i'm with chester on the 5/S issue - one of the most useful ways to proof a typeface with a final purpose like this is to take it into photoshop and blur the hell out of it. i think you'll find that 2 and Z might need to get a bit more difference between them as well. i don't know what the best solution is for O and 0. some american license plates make letters and numbers a different height (presumably to get around this), but i think you can do it with less. very nice solution on the E & F and P & R to make it impossible to turn one into the other. i like the confident way you've put the inktraps in, but i would suggest pointing the ones on the NMW more into the corner and not into the vertical strokes - you need to carve weight out there, but you need to make sure you're carving it out where it needs it most. very nice work.
Kvantti -- Friday, October 25 2002, 01:59 pm
Thank you for all the feedback! We will be working on this for some time still, putting punctuation marks etc in and filing some characters. We'll probably also be sending this to the finnish automobile registry, let's see what they'll have to say about it :)
firstname.lastname@example.org -- Friday, October 25 2002, 04:23 pm
I like the research of this workshop and the story how these Finnish carplates are manufactured. The way you all tried to actualize these plates is quite clever. Here in Belgium people are driving around in "Mistral' typefaced carplates. Or even worse. So why not try the 'Trixie' from Erik and Just? Sorry, I very much apprciate the work you all did but maybe it is a little bit cool for me. Best regards. Hugo Puttaert http://www.visionandfactory.com
Jean F Porchez -- Sunday, October 27 2002, 08:49 pm
I’m with Matthé comment on this. For long time, I think its the last subject to work on. Don’t help the police please. Thanks. :-)
jacques le bailly -- Tuesday, October 29 2002, 11:47 am

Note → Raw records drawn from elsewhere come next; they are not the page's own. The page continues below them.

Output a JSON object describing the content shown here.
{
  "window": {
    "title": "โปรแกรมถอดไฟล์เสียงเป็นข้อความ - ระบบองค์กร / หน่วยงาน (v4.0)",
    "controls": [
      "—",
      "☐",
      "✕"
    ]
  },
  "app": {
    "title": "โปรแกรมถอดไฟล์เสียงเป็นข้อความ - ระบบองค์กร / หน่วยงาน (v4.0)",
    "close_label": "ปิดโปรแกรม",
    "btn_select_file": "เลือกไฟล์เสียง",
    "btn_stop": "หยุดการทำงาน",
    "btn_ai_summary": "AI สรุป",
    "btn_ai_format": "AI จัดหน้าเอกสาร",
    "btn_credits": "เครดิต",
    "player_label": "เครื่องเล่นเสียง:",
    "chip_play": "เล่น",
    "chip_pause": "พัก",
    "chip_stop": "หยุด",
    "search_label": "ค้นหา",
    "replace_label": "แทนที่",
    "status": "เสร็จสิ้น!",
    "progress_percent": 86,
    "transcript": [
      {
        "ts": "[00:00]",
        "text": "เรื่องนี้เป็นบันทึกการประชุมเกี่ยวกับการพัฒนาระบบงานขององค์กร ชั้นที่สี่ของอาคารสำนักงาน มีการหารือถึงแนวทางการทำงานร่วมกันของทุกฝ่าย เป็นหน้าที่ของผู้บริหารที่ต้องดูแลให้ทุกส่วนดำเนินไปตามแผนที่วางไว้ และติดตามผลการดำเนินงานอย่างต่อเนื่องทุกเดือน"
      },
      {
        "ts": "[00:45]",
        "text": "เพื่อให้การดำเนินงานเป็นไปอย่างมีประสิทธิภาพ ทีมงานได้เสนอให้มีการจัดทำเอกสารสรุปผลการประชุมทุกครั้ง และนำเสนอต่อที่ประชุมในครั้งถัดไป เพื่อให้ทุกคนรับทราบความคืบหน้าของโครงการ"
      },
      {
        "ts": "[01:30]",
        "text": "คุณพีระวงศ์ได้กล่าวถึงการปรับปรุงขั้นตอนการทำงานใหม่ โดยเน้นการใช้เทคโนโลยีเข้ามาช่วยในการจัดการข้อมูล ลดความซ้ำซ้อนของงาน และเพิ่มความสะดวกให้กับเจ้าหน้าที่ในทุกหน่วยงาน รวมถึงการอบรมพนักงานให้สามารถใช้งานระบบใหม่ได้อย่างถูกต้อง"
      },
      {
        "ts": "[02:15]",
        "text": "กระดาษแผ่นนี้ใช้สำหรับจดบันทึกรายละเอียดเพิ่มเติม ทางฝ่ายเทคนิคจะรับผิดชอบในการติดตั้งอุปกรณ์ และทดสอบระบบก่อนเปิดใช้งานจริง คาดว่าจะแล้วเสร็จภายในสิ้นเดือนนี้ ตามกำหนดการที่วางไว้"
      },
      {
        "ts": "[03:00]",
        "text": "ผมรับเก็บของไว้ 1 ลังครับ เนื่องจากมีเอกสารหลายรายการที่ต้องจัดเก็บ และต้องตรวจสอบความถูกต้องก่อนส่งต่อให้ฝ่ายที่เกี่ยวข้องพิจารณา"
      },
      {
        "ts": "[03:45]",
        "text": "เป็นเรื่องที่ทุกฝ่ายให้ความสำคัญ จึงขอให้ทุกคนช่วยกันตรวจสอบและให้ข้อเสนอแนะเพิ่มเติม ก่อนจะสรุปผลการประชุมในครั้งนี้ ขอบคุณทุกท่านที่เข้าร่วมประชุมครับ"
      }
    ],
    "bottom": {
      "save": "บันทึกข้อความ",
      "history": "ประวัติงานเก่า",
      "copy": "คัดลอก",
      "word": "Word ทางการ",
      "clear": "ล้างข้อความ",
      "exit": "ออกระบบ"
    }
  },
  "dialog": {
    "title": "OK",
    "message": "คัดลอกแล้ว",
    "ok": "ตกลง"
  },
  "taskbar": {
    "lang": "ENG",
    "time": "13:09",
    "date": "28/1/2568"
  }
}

I am not with matthé, jean, functional can (and should) look good. Even if this means being readable at 210 Km/h! Compared to other known carplate fonts, this one is a very good combination between looks and functionality. i like it. Reacted way too late... http://www.baronvonfonthausen.de/
Bas -- Tuesday, October 29 2002, 01:37 pm
Don't worry Jacques, you didn't comment too late. Students will come back to this place, also after the presentation. So please, keep on commenting.
Eero -- Wednesday, October 30 2002, 10:46 am
I just want to comment on the 5 vs. S and O vs. 0 problem, since no one has yet pointed this out: the carplates in Finland always have the letters on the left and numbers on the right side. So at least in Finland these won't be a source of confusion. Of course the optimal carplate type will work also in the situation where numbers and letters are mixed. Hiomista riittää.
Sami -- Friday, November 1 2002, 11:41 am
Hi Markus, Eero and Antti. Is there any reactions from the Finnish Automobile Registry? Do you still have some power left for this project? Check the top corners of the 'M', looks quite unbalanced... and how are the a and o umlauts (ä and ö), and a with the ring? These small details will make the type even more convincing for this F.A.R authoroty! Let's make an update for your project with ten new pictures and text about the reaction of F.A.R. Deadline next week Friday, 8th November?
Sami -- Monday, March 17 2003, 05:37 pm
Laatta Sans has joined 'Kirjoituksen lumo' exhibition, which takes place in the University of Helsinki's library during 18.3. - 31.5.2003. So see the latest stage of Laatta Sans at: http://www.lib.helsinki.fi/ajankohtaista/nayttelyt/Kirjoituksen_lumo/Carplate.htm or go to see it in exhibition!
Jimi -- Friday, March 28 2003, 03:30 pm